This means that the plaintiffs showed plausibility that JP Morgan could control the far end of the Silver futures term structure via non-competitive bids.
To traders, that means the JPM client who had to sell back month was faded way too low. [EDIT- And when one looks at the term structure from then, it is obvious that no true physical demand was in evidence based on the spot contango.- Vince Lanci]
Did JP Morgan Monopolize Silver? To be Determined
The Appeals court did not say they believed JP Morgan exercised such ability to monopolize the Silver market. But the statement that they noted the power to do so was proven in the first hearing is significant in that it agrees with the District court’s findings.
SIFO IS KEY
Given the (lawsuits') failure both to explain why SIFO should track silver futures spreads, and to concretely plead that it did so consistently, a mere general correlation between these two is not sufficient to make SIFO a reliable benchmark such that deviations from it support a claim of irrational pricing animated by anticompetitive aims," Engelmayer wrote.
Analysis: a poor job was done explaining the role of SIFO in spread pricing.
SIFO represents the spread between expirations of FORWARD physical contracts in silver. The futures spread markets are derivative of the SIFO spreads. SIFO represents the cost-of-carry for physical silver and is used in determining lease/borrow rates over periods of time. These are in-turn extrapolated and the dominant factor in determining futures spreads on COMEX. Comex spreads are a direct function of SIFO. Without SIFO there are no spreads. And since SIFO was a much bigger market than the Comex spread market. The pricing mechanism was not fully transaparent. It was in the hands of a few dominant cartel-like players, as it had been for 30 years.
Analysis: The demand was fabricated

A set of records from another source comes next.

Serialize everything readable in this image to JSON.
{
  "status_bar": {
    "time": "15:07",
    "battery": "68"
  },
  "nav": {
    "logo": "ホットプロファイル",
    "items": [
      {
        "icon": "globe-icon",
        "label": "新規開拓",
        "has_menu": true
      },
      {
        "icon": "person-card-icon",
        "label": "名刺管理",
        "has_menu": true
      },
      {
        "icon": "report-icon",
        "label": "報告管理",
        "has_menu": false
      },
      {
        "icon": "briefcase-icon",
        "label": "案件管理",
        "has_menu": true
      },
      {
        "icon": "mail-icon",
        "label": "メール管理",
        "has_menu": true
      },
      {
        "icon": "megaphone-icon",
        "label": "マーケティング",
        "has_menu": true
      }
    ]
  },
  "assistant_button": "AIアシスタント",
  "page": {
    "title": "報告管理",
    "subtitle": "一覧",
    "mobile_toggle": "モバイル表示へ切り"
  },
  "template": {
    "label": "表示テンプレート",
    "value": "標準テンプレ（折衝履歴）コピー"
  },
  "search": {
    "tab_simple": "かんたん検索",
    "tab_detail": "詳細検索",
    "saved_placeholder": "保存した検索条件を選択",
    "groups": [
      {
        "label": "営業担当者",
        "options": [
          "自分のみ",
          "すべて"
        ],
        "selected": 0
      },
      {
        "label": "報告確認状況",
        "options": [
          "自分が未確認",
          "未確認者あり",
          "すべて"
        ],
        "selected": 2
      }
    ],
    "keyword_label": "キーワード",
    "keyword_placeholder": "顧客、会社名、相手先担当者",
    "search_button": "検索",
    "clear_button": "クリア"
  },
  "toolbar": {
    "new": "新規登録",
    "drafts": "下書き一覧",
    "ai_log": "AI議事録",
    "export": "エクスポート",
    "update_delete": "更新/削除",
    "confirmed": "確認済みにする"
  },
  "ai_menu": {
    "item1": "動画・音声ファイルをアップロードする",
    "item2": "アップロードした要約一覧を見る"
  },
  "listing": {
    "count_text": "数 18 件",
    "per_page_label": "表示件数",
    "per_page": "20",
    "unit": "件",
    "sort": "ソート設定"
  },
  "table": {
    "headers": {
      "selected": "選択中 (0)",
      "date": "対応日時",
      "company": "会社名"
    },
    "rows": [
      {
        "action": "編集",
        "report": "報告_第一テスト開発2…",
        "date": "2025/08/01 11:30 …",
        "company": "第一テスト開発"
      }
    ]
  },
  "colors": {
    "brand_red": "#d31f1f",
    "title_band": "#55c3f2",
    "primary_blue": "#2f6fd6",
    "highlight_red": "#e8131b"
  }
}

The market was only partially backwardated. Spot was below the next 6 expirations. Translation: there was no massive demand for immediate delivery. There was only demand in months where the last remaining floor traders who took risk trading their own money had positions. JPM's own book was likely short and had to get liquidity to cover their own positions. We knew Shak from our floor days, and were trading spreads off floor when this happened. They should not have lost this case. Comex traders do not trade spot. Spot was under the backwardation. Smoking gun? No, but damning circumstantial evidence in the least.

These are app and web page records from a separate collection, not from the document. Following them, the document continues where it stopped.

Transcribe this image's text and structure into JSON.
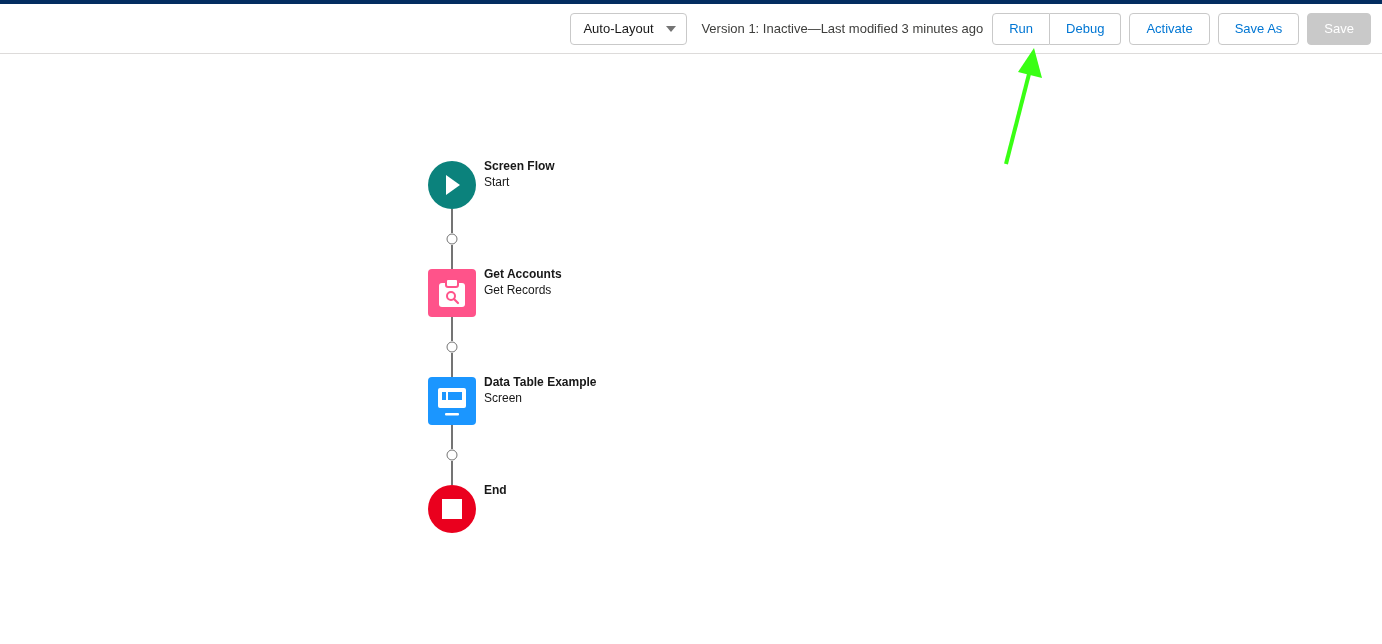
{
  "toolbar": {
    "layout_select": {
      "value": "Auto-Layout"
    },
    "status": "Version 1: Inactive—Last modified 3 minutes ago",
    "button_group": [
      {
        "label": "Run",
        "disabled": false
      },
      {
        "label": "Debug",
        "disabled": false
      }
    ],
    "buttons": [
      {
        "label": "Activate",
        "disabled": false
      },
      {
        "label": "Save As",
        "disabled": false
      },
      {
        "label": "Save",
        "disabled": true
      }
    ]
  },
  "flow": {
    "nodes": [
      {
        "kind": "start",
        "title": "Screen Flow",
        "subtitle": "Start"
      },
      {
        "kind": "get-records",
        "title": "Get Accounts",
        "subtitle": "Get Records"
      },
      {
        "kind": "screen",
        "title": "Data Table Example",
        "subtitle": "Screen"
      },
      {
        "kind": "end",
        "title": "End"
      }
    ]
  }
}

Bottom Line on the Trade
What really happened then was a silver miner had to hedge forward and cover up front. JPM likely had this client cornered and faded their back month bids. The miner, having no where else he could go, hit them OTC, when they were much better bid on the floor. Once SIFO and COMEX spreads are proven to be linked, the case will be made.
Blythe Did a Mini Buffet to a Client

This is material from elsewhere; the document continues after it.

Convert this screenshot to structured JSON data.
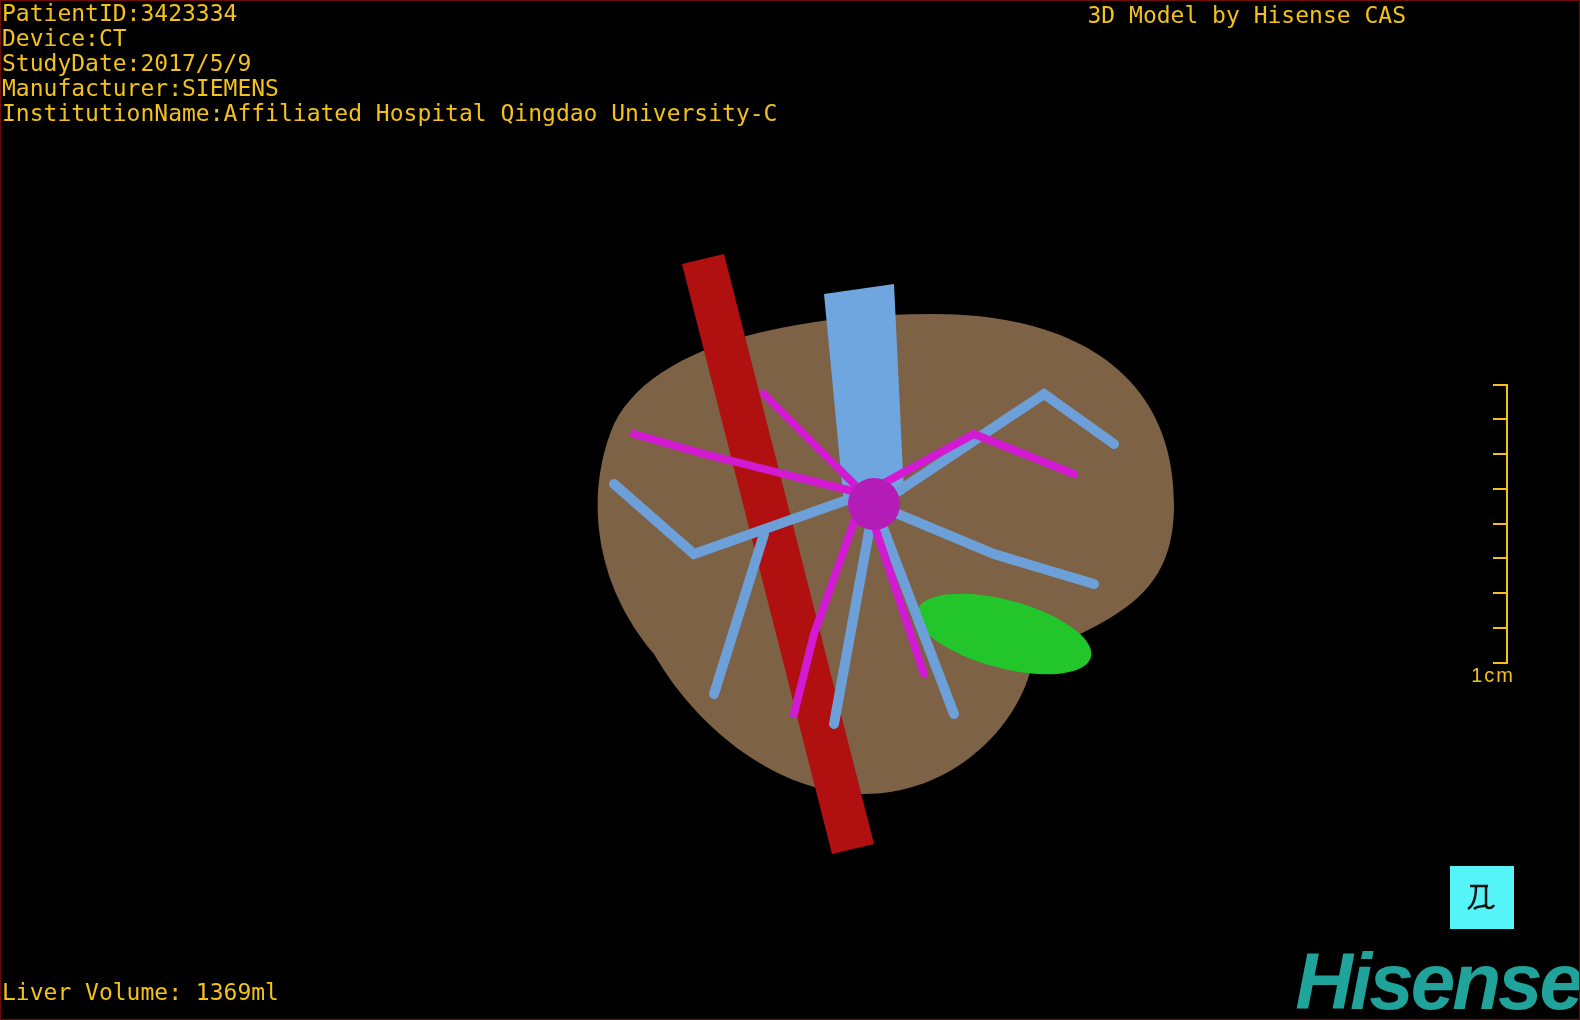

How come in 1997 when Warren Buffet, who actually stood for delivery, the market did not rally until AFTER the spreads backwardated all the way to spot? Yet in 2011, the market had rallied already, and all of a sudden spreads (literally overnight during asian and london hours) went into backwardation? In a real market, the spread activity predicts the physical demand before the flat price does. You see the spot price start to act squirrelly to the front month future in the EFP. There are exceptions to this. But it is rare.
This trader also remembers that in 1997, Buffet was asked by the Govt to defer his request for delivery a year. He happily complied by selling spot and rolling out to a 1 year future. Payout? He netted an ROR of 40% due to negative carry without selling. Effectively he lent the producers their silver back to them ($7.40) at a premium of approximately 40% higher than his cost ($4.50). So Blythe did A mini Buffet, that's all.
Why wasn't that opportunity afforded SHAK and other locals? Does that have to be answered beyond this: In Mr. Buffet's case "the integrity of the market was at stake"( Hunt Brother's anyone?). The whole Silver mining industry was in jeopardy. (TBTF). But in Shak v.JPM only locals got burned. I'm sure each one of my arguments for manipulation can be taken apart by some lawyer or expert. But that is what they do. Facts against them? Argue the Law. Law against them? Argue the facts. Both against them? Use ad hominum attacks to shoot the messenger.